To add your own unit tests to class, add public void, parameterless methods decorated with the test method attribute. Any method decorated with the [TestMethod] attribute is considered a test by the unit testing framework if it is contained within a test class. Uncomment the initialize/cleanup methods in the region “Additional Test Attributes” if you wish to use and customize them for your test class.
To generate tests from existing code, use the Unit Test Wizard. From the “Test” main menu option of the VS 2010 IDE, select “New Test”. Select the “Unit Test Wizard” option. Select your unit test project from dropdown list. Click OK to run the wizard.
Expand the namespaces for your application assembly in the tree view on the wizard. Expand the classes in the tree view to view the individual proprties/methods of the classes. Select the classes and/or methods for which you would like to generate unit tests. Click the settings button if you would like to modify the default code generation settings. Click the Add Assembly button if you want to generate tests from an additional assembly. Click OK to generate skeleton tests.
Additional tests are easily added to existing test class from application project. Right-clicking from within your application class method gives context menu option to “Create unit test”. Wizard automatically selects current method in application (where cursor is positioned) and chooses the same target class in the test project as existing test methods for application class.
The Test List Editor window is the easiest way to manually run tests from the Visual Studio 2010 IDE. They can also be run from the command line in an automated fashion, from the Microsoft Test Manager application (both not covered in this presentation), from the Test Results window of the VS2010 IDE and from the Test View window of the VS 2010 IDE.
From the “Test” main menu option of the VS 2010 IDE, select “Windows” Choose the “Test List Editor” option The test list editor window gives you the ability to group, run and debug your tests and then view the results of the test run’s execution.
Test results are displayed in the Test Results window.

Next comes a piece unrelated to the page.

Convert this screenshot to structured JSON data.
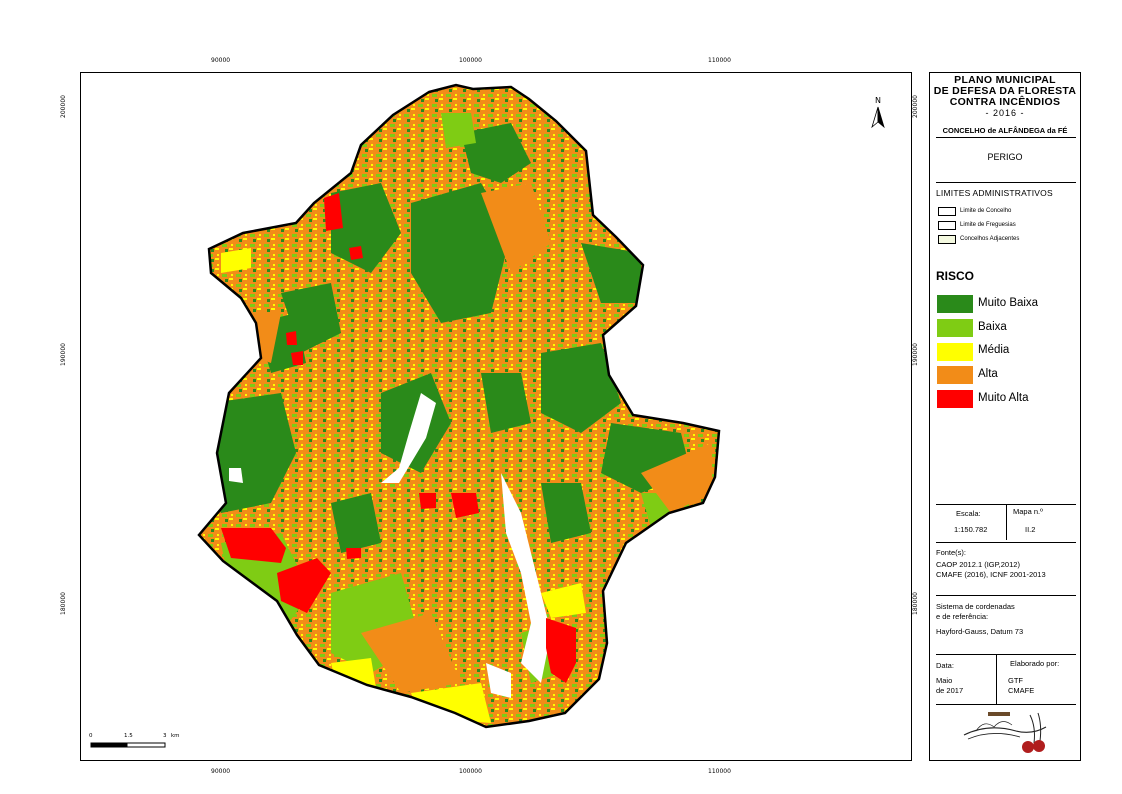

This window is automatically displayed by the Test List Editor when your test run completes All tests have a green “Passed” icon by them if the tests executed correctly Any test with a red “Failed” icon should be debugged to determine the reason for failure.
Test result window displays a summary of all of the test results. Clicking an individual result in the results grid will open the results detail window and display more detailed information about the outcome of the selected test. Test Result Detail window provides detail error information if a test fails.

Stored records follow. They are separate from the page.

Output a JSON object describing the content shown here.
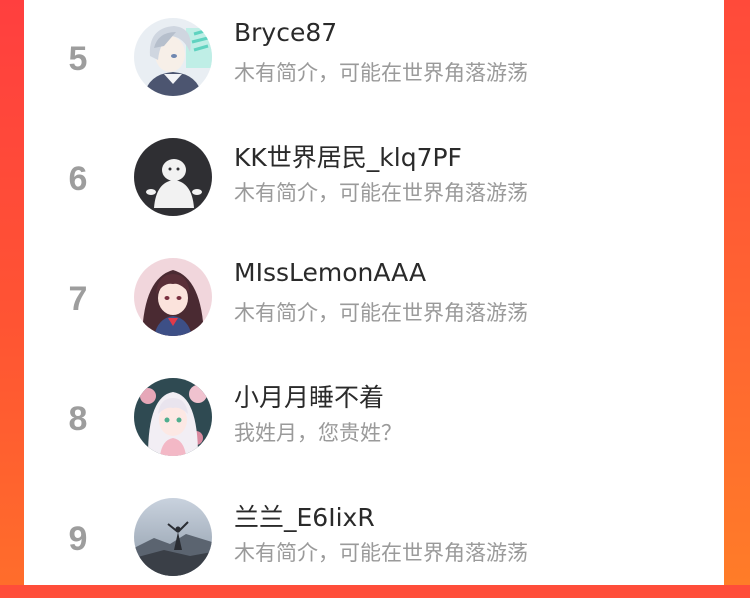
{
  "ranking": [
    {
      "rank": "5",
      "name": "Bryce87",
      "bio": "木有简介，可能在世界角落游荡",
      "avatar_icon": "anime-boy-avatar-icon"
    },
    {
      "rank": "6",
      "name": "KK世界居民_klq7PF",
      "bio": "木有简介，可能在世界角落游荡",
      "avatar_icon": "default-user-avatar-icon"
    },
    {
      "rank": "7",
      "name": "MIssLemonAAA",
      "bio": "木有简介，可能在世界角落游荡",
      "avatar_icon": "anime-girl-avatar-icon"
    },
    {
      "rank": "8",
      "name": "小月月睡不着",
      "bio": "我姓月，您贵姓？",
      "avatar_icon": "anime-girl-flowers-avatar-icon"
    },
    {
      "rank": "9",
      "name": "兰兰_E6IixR",
      "bio": "木有简介，可能在世界角落游荡",
      "avatar_icon": "landscape-avatar-icon"
    }
  ],
  "colors": {
    "background_gradient_top": "#ff4d3a",
    "background_gradient_bottom": "#ff7a2c",
    "card": "#ffffff",
    "rank_text": "#9d9d9d",
    "name_text": "#2a2a2a",
    "bio_text": "#9a9a9a"
  }
}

Each test run creates a log of the results of the test run execution. Visual Studio will save the last 25 test runs by default. Different test runs can be viewed in the Test Results window. Test Results window will load most recent run by default. Select run name from dropdown at top of test results window to view other than most recent test run.
Unit tests help with regression testing so that you may determine if new requirements/code changes have broken existing functionality in the code. The VS 2010 test framework includes a feature called Test Impact Analysis which helps to streamline regression testing. You can use Test Impact Analysis to record a baseline after initial unit test development. From then on, Test Impact Analysis will keep track of what tests need to be run after code changes to insure proper regression testing without running all of the tests.
Visual Studio 2010 testing framework makes it easy to create and run unit tests for your Visual Studio 2010 projects. Good unit tests must follow industry standard best practices. Visual Studio does not impose any restrictions on what you put in your test. It is incumbent on the unit test creator to write good tests.